____ Input data
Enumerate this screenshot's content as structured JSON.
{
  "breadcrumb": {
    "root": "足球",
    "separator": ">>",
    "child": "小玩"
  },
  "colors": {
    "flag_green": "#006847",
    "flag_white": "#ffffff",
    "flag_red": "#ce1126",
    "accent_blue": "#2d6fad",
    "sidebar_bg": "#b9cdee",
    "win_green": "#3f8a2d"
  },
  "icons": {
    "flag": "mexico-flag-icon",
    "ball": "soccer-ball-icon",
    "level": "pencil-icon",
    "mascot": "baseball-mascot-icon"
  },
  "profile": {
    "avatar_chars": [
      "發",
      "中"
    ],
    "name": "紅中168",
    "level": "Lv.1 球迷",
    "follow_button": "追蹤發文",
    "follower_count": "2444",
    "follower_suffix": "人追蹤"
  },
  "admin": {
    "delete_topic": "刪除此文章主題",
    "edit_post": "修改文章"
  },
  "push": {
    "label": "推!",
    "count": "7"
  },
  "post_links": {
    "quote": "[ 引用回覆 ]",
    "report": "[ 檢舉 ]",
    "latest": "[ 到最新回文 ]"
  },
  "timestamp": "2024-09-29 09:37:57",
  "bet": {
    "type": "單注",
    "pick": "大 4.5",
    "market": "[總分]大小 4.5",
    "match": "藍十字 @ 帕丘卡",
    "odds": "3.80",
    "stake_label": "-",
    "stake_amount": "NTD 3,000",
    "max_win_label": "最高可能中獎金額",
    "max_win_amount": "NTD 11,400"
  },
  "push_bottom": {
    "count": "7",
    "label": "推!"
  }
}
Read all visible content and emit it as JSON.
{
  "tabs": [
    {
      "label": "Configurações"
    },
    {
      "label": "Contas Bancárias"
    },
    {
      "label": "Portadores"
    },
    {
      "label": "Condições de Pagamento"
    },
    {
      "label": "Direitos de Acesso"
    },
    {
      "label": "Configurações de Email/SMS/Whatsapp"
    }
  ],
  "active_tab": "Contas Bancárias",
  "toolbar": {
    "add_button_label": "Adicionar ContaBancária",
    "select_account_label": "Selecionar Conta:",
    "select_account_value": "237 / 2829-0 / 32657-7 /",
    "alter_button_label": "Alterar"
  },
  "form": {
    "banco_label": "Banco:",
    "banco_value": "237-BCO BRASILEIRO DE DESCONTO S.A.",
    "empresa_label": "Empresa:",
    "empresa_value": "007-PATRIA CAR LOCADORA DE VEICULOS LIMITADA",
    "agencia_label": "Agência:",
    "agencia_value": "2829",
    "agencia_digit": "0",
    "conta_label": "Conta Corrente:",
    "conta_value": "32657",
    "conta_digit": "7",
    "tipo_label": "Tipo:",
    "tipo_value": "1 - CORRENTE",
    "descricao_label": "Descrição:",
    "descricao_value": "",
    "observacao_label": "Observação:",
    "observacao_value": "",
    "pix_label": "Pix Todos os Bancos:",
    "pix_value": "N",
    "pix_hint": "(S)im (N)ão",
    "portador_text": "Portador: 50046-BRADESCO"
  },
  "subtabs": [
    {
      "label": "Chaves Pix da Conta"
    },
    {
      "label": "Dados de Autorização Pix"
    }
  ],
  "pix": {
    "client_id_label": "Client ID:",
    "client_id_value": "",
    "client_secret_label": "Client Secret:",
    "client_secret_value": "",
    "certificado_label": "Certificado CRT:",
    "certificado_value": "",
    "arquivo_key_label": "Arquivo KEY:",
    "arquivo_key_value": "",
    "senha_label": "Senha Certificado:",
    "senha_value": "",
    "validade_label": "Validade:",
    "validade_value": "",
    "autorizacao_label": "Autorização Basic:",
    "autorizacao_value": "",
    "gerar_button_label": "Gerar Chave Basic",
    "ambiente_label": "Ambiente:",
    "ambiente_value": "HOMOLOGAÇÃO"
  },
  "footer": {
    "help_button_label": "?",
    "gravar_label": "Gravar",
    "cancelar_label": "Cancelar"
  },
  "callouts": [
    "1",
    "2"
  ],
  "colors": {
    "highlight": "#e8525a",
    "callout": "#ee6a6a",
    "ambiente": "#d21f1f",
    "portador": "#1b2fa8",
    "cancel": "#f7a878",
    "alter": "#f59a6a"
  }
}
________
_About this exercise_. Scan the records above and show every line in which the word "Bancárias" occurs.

_Answer space_.
      "label": "Contas Bancárias"
  "active_tab": "Contas Bancárias",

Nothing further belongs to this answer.